Alan and his son Chris then announced that at the Tura concert in Kununurra they will be presenting a special Junba by Ngarinyman Dancers from Timber Creek way – one that hasn’t been danced/sung for over 20 years.

All of the above gives but a taste of the level of cultural connection that Tura has created across the Kimberley. It is the community reflection of the ethos of the Touring program – cultural collaboration, celebration and adventure. Within the Tour program Bart, Mark and  Stephen’s unique collaborations nd creative processes with Erkki Veltheim (violin, composer), Stephen Magnusson (guitar, improviser), Tristen Parr ( cello, composer) and myself ( flute, improviser) combine creativity and rigour to produce a unique program of song, sound and story.

My trip now has set up new collaborations en route with Gabrielle Nodea (Warmun), Peter Sibosado (Kununurra), Danny Marr (Fitzroy Crossing), Naomi Pigram (Broome) amongst many – all making for an incredibly rich tapestry of cross cultural exploration.

All this through the overwhelmingly stunning and complex terrain of Kimberley landscapes, which I have no doubt not only shape the local music but that of the Touring party travelling through.

It is both a great privilege to do this work, meeting and working with people with such integrity of intention. It has moments of great and surprising joy. And it’s hard and at times frustrating work – in a world of instant responses and where the goal is simple message, here time works very differently and things can be incredibly complex. However, 15 plus years of experience of doing and studying and doing…. There is a body of understanding and accrued patience that means great things are allowed to happen.
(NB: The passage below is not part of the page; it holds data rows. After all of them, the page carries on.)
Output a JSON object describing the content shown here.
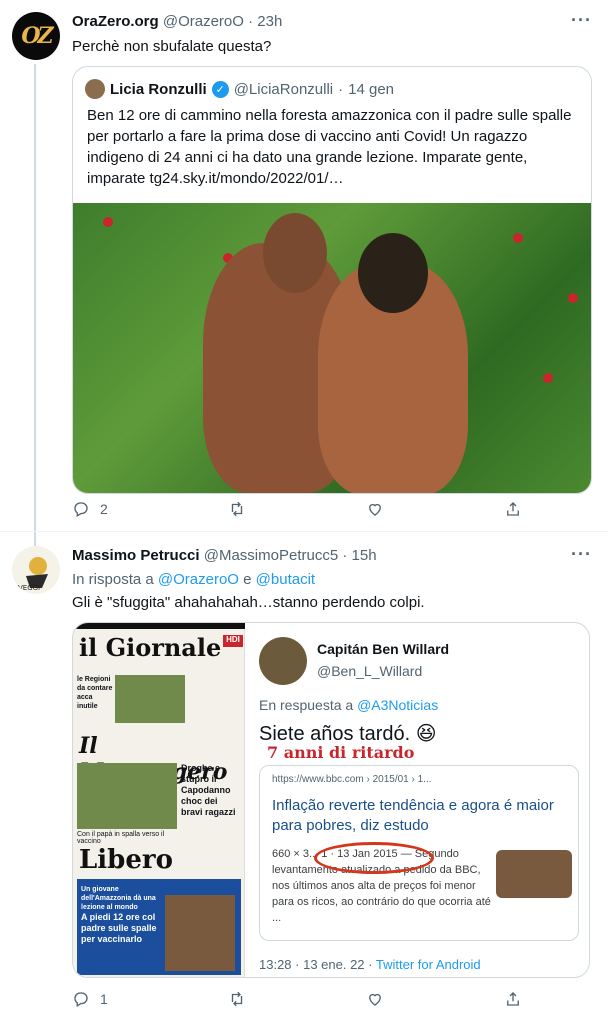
{
  "tweet1": {
    "name": "OraZero.org",
    "handle": "@OrazeroO",
    "time": "23h",
    "text": "Perchè non sbufalate questa?",
    "quote": {
      "name": "Licia Ronzulli",
      "handle": "@LiciaRonzulli",
      "time": "14 gen",
      "text": "Ben 12 ore di cammino nella foresta amazzonica con il padre sulle spalle per portarlo a fare la prima dose di vaccino anti Covid! Un ragazzo indigeno di 24 anni ci ha dato una grande lezione. Imparate gente, imparate tg24.sky.it/mondo/2022/01/…"
    },
    "replies": "2"
  },
  "tweet2": {
    "name": "Massimo Petrucci",
    "handle": "@MassimoPetrucc5",
    "time": "15h",
    "reply_prefix": "In risposta a",
    "reply_to1": "@OrazeroO",
    "reply_and": "e",
    "reply_to2": "@butacit",
    "text": "Gli è \"sfuggita\" ahahahahah…stanno perdendo colpi.",
    "replies": "1",
    "image": {
      "paper1": "il Giornale",
      "paper1_badge": "HDI",
      "paper1_head": "le Regioni da contare acca inutile",
      "paper2": "Il Messaggero",
      "paper2_head": "Droghe e stupro il Capodanno choc dei bravi ragazzi",
      "paper2_caption": "Con il papà in spalla verso il vaccino",
      "paper3": "Libero",
      "paper3_top": "Un giovane dell'Amazzonia dà una lezione al mondo",
      "paper3_head": "A piedi 12 ore col padre sulle spalle per vaccinarlo",
      "tw_name": "Capitán Ben Willard",
      "tw_handle": "@Ben_L_Willard",
      "tw_reply": "En respuesta a",
      "tw_reply_to": "@A3Noticias",
      "tw_text": "Siete años tardó. 😆",
      "overlay": "7 anni di ritardo",
      "card_url": "https://www.bbc.com › 2015/01 › 1...",
      "card_title": "Inflação reverte tendência e agora é maior para pobres, diz estudo",
      "card_meta": "660 × 3... 1 · 13 Jan 2015 — Segundo levantamento atualizado a pedido da BBC, nos últimos anos alta de preços foi menor para os ricos, ao contrário do que ocorria até ...",
      "tw_time": "13:28 · 13 ene. 22 ·",
      "tw_source": "Twitter for Android"
    }
  },
  "colors": {
    "accent": "#1d9bf0",
    "text": "#0f1419",
    "muted": "#536471",
    "border": "#cfd9de"
  }
}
It is the faith shown by donors across that time that has allowed all this to happen and for that I and all at Tura are perpetually grateful.  And now the opportunity is to really leverage that understanding, patience and trust that has been developed across that time and expand our programs across the Kimberley and the top end. We do need high level donors who resonate with our vision and purpose and are moved thus to commit to years of support for the organisation.
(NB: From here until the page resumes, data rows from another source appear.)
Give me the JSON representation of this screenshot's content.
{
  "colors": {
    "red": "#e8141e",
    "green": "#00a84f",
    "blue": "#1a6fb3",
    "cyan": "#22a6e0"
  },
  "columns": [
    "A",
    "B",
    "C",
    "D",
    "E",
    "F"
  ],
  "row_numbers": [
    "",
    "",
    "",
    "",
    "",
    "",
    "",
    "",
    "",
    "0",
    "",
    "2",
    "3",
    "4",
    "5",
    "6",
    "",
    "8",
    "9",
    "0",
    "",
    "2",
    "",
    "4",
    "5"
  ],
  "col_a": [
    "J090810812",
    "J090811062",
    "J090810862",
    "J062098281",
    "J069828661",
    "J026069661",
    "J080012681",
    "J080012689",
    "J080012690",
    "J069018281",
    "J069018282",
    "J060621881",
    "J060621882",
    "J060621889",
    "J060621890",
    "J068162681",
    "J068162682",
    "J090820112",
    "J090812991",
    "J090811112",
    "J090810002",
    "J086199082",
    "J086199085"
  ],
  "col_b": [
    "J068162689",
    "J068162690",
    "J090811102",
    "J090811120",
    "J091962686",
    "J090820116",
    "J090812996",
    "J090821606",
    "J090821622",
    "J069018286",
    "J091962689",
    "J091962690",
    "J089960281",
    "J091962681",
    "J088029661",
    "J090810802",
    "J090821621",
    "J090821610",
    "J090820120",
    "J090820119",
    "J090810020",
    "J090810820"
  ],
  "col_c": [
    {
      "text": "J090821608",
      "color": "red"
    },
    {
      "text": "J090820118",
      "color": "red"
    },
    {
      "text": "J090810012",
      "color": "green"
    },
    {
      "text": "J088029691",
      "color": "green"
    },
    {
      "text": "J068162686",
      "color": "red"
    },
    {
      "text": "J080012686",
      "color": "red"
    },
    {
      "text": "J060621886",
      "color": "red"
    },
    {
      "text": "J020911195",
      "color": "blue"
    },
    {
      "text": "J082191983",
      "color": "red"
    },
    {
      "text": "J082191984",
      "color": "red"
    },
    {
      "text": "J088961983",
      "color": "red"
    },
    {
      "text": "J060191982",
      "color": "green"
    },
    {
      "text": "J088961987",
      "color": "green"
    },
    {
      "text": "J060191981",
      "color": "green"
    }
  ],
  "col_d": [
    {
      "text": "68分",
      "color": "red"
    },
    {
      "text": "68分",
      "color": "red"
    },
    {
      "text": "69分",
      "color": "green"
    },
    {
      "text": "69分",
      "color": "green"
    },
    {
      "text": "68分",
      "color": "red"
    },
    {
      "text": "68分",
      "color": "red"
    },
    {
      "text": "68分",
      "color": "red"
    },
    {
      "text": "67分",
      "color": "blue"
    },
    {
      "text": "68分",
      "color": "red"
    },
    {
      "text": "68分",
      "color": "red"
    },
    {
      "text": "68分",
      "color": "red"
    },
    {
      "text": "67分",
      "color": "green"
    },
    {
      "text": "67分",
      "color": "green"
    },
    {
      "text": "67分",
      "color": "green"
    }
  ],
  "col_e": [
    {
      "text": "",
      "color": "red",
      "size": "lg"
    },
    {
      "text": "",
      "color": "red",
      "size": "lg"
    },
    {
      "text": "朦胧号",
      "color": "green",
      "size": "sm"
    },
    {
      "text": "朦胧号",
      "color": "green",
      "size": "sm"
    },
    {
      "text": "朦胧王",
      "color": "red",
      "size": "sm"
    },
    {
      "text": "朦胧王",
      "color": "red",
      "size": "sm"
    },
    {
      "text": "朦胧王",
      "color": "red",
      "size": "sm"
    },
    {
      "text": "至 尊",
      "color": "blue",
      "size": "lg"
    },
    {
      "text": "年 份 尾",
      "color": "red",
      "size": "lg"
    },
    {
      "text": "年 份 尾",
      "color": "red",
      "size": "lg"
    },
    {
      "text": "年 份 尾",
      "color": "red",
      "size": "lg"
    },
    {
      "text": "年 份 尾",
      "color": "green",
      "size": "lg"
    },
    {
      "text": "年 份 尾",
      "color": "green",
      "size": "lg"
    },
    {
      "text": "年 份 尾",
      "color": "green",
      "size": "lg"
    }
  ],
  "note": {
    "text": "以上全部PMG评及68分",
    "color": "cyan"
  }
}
Our Tura Traveller program is a great entry into our Donor Circle giving donors an embedded experience of Tura’s Regional Touring Program. This experience has inspired previous Tura Travellers to commit to many years of significant donations.

I really hope you can share that experience soon with expressions of interest now open for 2018 and 2019.
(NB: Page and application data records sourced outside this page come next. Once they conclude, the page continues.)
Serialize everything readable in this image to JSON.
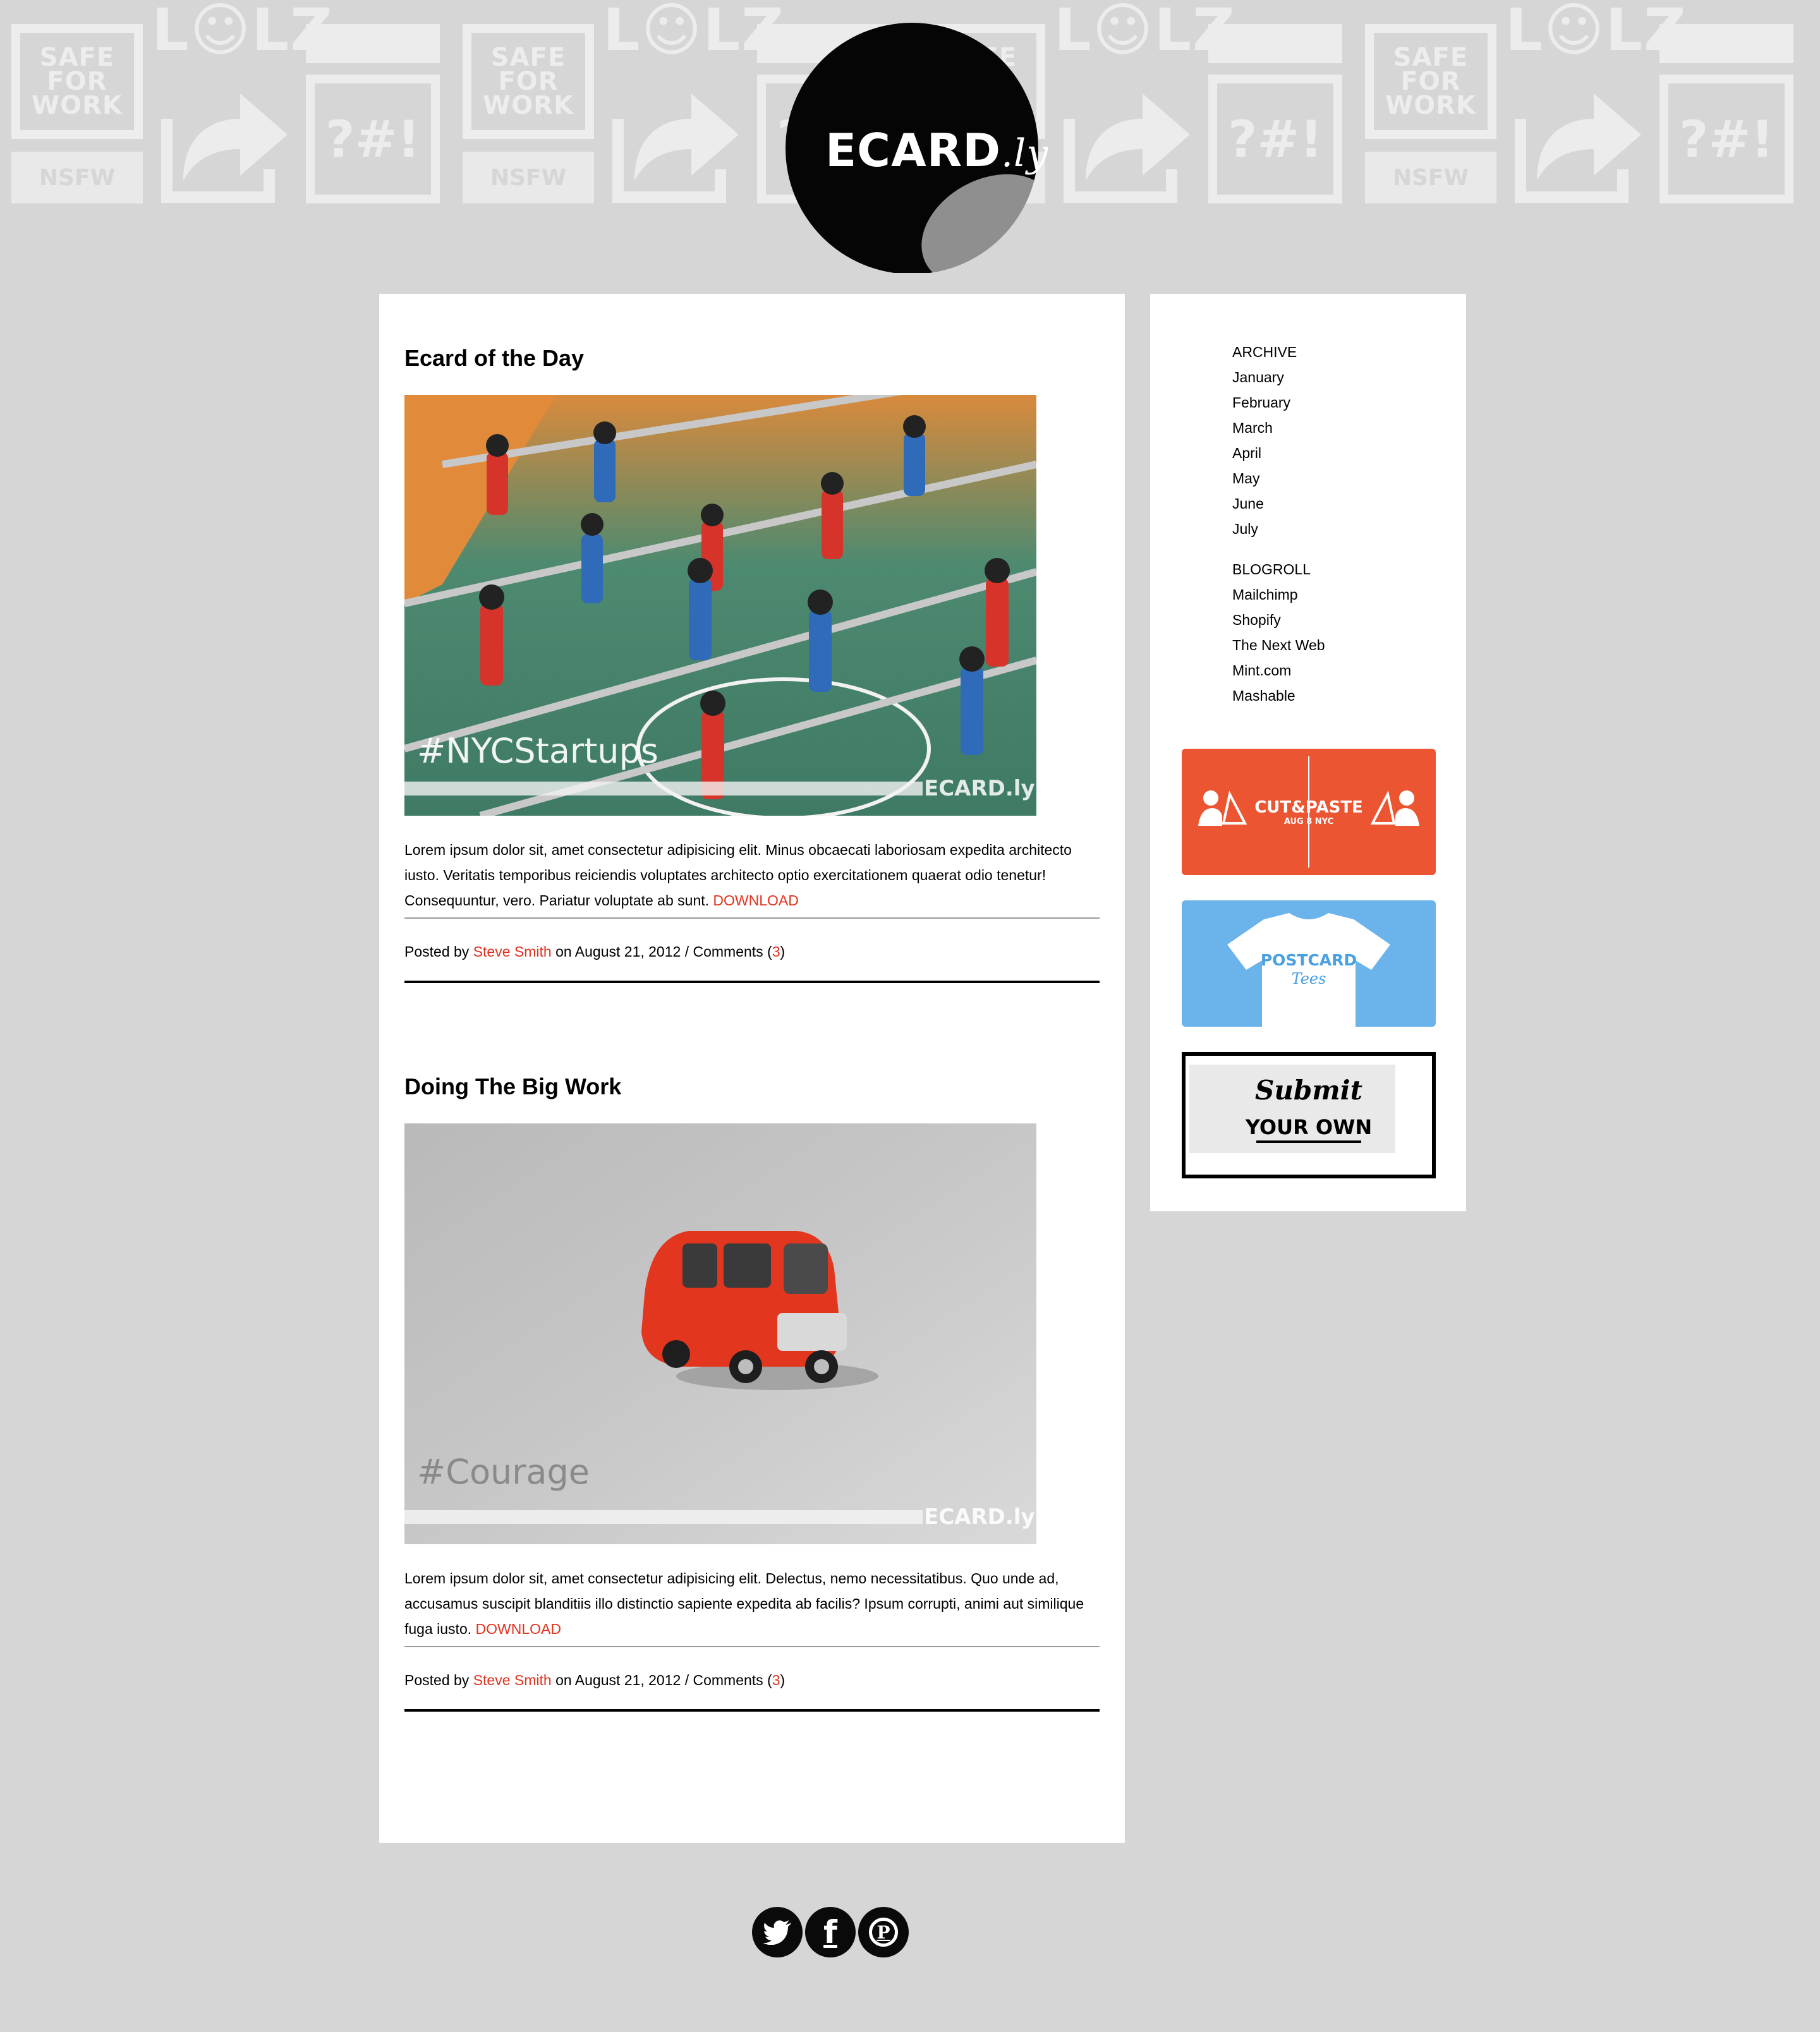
{
  "header": {
    "logo_text": "ECARD",
    "logo_suffix": ".ly",
    "pattern_safe_lines": [
      "SAFE",
      "FOR",
      "WORK"
    ],
    "pattern_nsfw": "NSFW",
    "pattern_lolz": "L☺LZ",
    "pattern_symbols": "?#!"
  },
  "posts": [
    {
      "title": "Ecard of the Day",
      "image_caption": "#NYCStartups",
      "image_watermark": "ECARD.ly",
      "body": "Lorem ipsum dolor sit, amet consectetur adipisicing elit. Minus obcaecati laboriosam expedita architecto iusto. Veritatis temporibus reiciendis voluptates architecto optio exercitationem quaerat odio tenetur! Consequuntur, vero. Pariatur voluptate ab sunt.",
      "download_label": "DOWNLOAD",
      "posted_by_label": "Posted by",
      "author": "Steve Smith",
      "date_text": "on August 21, 2012 / Comments (",
      "comments": "3",
      "close_paren": ")"
    },
    {
      "title": "Doing The Big Work",
      "image_caption": "#Courage",
      "image_watermark": "ECARD.ly",
      "body": "Lorem ipsum dolor sit, amet consectetur adipisicing elit. Delectus, nemo necessitatibus. Quo unde ad, accusamus suscipit blanditiis illo distinctio sapiente expedita ab facilis? Ipsum corrupti, animi aut similique fuga iusto.",
      "download_label": "DOWNLOAD",
      "posted_by_label": "Posted by",
      "author": "Steve Smith",
      "date_text": "on August 21, 2012 / Comments (",
      "comments": "3",
      "close_paren": ")"
    }
  ],
  "sidebar": {
    "archive_heading": "ARCHIVE",
    "archive": [
      "January",
      "February",
      "March",
      "April",
      "May",
      "June",
      "July"
    ],
    "blogroll_heading": "BLOGROLL",
    "blogroll": [
      "Mailchimp",
      "Shopify",
      "The Next Web",
      "Mint.com",
      "Mashable"
    ],
    "ads": {
      "cutpaste_title": "CUT&PASTE",
      "cutpaste_sub": "AUG 8 NYC",
      "postcard_title": "POSTCARD",
      "postcard_sub": "Tees",
      "submit_line1": "Submit",
      "submit_line2": "YOUR OWN"
    }
  },
  "footer": {
    "social": [
      "twitter-icon",
      "facebook-icon",
      "pinterest-icon"
    ],
    "facebook_glyph": "f",
    "pinterest_glyph": "P"
  },
  "colors": {
    "background": "#d6d6d6",
    "accent": "#e0321e",
    "cutpaste": "#ec5532",
    "postcard": "#6ab4eb"
  }
}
Meanwhile, if you can’t come on the Tour, please consider donating now to ensure our ongoing sustainability for this great cause.

I leave you with the picture of what I’m doing right now which is being in a community 200kms south west of Kununurra called Warmun – the Warmun Art Centre made famous by Rover Thomas coming out of the desert to paint.

Here, composer/performer/installationist Jon Rose has been working with the community over 2 weeks to convert an old car wreck into an astonishing percussion and string instrument. Tonight was the dress rehearsal of the Wreck with a group of young Gija men from Warmun under the baton of Rose as he directed them through the wonderful sound world he has designed into the Wreck. After the project has finished, the senior artists here will paint the Wreck and next year it, with its recorded stories from the community about Wreck and landscape, will wend its way to Perth for special series of performances by Warmun and Perth performers.

This has been another set of miraculous synchronicities enabled by being here, having the connections leading to new connections and on.

I look forward to sharing more of our northern cultural adventures with you soon and hope you can find a way to start or extend your support for Tura. Likewise, I hope to see you on Tour as a Tura Traveller in a year not too far away.


Tos Mahoney
Artistic Director

15 August 2017